**TASK DIRECTIONS**
Below are the records; copy out every line that holds the word "username".
======== DATA SUPPLIED ========
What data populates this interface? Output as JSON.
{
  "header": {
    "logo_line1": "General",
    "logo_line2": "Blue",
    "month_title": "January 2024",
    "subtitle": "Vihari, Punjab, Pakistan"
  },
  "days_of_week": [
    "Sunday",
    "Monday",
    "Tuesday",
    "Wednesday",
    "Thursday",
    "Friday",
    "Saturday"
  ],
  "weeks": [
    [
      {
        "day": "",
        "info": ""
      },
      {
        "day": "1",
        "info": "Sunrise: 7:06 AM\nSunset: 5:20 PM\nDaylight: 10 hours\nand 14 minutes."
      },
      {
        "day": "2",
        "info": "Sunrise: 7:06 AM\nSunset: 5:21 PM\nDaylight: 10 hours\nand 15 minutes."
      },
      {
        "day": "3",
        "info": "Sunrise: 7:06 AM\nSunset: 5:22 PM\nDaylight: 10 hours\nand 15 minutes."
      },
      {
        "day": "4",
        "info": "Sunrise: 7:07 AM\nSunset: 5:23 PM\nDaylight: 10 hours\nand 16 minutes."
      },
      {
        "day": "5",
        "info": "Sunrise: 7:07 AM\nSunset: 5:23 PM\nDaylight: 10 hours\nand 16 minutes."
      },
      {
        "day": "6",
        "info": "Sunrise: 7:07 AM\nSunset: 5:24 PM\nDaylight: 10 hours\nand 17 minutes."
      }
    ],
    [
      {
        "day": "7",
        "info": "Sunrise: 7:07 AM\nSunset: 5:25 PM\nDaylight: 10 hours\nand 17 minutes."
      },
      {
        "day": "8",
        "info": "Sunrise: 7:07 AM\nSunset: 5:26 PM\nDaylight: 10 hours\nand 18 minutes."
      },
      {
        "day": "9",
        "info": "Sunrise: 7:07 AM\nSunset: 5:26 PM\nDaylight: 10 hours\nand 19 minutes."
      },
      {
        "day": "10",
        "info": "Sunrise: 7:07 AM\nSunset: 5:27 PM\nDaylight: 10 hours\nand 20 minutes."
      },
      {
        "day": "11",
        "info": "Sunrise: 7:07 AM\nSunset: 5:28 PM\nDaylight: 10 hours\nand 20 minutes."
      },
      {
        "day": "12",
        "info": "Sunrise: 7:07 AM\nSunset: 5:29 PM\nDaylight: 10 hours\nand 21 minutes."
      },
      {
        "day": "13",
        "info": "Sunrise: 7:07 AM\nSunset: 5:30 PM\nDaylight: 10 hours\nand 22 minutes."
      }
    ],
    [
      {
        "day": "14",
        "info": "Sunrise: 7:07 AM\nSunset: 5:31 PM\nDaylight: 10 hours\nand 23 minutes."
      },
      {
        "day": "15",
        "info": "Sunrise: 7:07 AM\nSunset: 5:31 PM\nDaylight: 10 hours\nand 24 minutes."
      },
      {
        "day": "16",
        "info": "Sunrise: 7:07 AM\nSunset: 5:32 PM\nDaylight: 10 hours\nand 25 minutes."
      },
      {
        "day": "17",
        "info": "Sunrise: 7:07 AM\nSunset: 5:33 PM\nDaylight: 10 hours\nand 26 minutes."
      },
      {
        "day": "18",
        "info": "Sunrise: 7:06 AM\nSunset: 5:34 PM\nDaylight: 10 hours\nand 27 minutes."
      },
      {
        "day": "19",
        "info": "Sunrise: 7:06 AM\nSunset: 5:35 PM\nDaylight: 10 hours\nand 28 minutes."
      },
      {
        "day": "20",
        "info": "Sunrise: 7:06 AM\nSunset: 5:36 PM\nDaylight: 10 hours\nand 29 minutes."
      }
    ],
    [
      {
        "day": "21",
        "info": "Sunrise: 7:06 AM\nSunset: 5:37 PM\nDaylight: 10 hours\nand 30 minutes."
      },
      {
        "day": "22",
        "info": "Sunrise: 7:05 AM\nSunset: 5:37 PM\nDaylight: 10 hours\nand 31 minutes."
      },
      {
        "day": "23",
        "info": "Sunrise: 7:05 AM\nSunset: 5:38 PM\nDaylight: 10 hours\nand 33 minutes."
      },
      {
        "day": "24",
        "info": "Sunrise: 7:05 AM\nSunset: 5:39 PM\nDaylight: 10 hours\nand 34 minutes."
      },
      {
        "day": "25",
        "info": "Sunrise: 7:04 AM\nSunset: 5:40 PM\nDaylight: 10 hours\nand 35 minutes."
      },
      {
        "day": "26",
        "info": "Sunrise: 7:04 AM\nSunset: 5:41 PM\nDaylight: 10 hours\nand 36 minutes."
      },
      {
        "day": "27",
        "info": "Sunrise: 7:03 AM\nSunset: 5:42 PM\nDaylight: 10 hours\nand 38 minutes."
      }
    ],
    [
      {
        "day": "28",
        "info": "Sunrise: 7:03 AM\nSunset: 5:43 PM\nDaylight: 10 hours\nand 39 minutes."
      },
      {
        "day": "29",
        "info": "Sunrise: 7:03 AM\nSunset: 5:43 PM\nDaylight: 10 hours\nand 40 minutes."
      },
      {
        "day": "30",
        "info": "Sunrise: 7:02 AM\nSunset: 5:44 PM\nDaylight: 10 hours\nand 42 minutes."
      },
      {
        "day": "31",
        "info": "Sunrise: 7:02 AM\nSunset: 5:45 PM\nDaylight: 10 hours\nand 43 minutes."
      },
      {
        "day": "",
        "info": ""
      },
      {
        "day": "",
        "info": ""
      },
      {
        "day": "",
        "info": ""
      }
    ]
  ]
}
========
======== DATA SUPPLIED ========
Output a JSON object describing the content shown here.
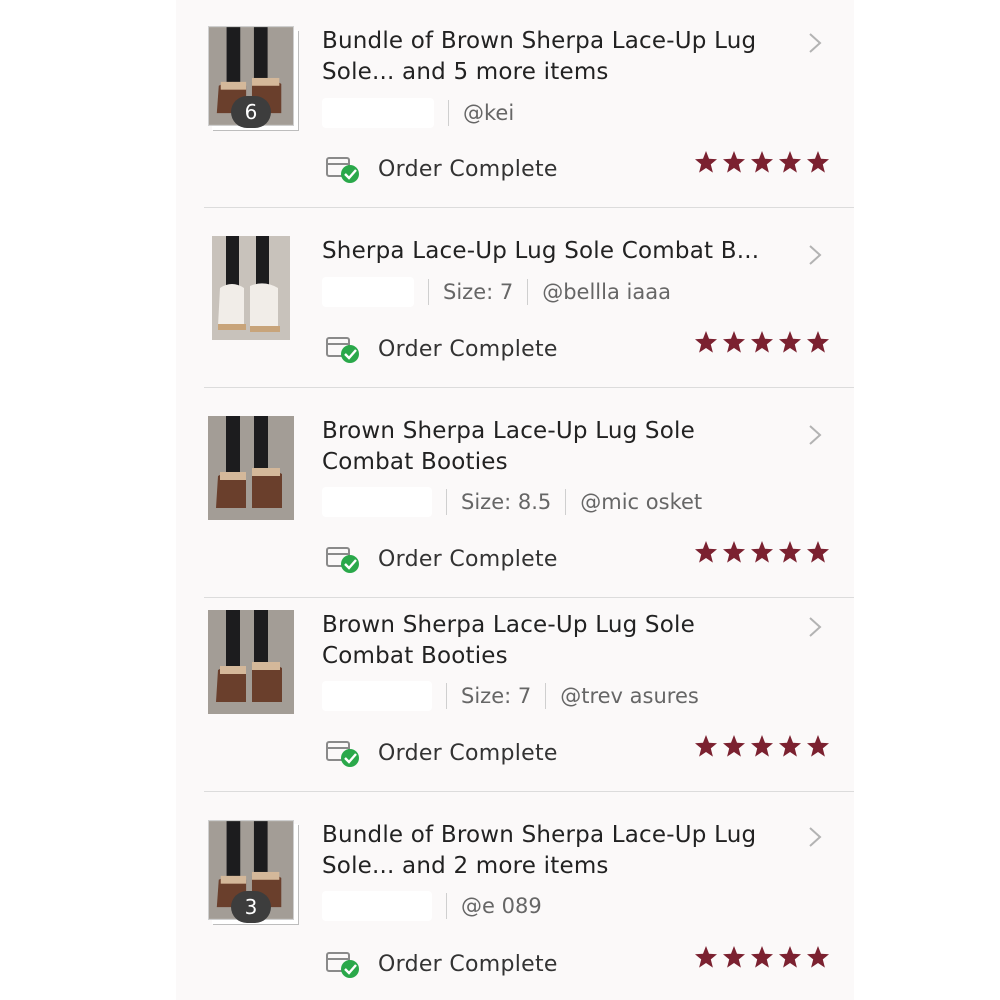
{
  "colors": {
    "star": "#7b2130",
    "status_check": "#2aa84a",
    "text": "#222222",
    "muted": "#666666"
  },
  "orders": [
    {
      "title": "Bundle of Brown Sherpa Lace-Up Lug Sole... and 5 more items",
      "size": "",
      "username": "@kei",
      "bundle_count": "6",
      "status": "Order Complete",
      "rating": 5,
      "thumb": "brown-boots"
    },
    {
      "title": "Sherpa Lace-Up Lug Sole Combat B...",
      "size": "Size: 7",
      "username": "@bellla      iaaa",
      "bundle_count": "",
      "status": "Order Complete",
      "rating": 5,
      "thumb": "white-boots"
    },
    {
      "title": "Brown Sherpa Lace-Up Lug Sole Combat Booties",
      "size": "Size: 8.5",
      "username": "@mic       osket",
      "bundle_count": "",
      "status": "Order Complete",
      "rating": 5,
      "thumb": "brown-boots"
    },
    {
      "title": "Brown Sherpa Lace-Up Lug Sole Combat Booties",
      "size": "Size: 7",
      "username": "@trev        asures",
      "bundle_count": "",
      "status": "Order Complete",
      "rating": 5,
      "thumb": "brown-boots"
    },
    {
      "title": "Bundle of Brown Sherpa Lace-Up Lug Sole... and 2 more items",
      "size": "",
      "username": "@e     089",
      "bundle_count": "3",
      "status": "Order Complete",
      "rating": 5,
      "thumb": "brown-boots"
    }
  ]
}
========
**REPLY**
      "username": "@kei",
      "username": "@bellla      iaaa",
      "username": "@mic       osket",
      "username": "@trev        asures",
      "username": "@e     089",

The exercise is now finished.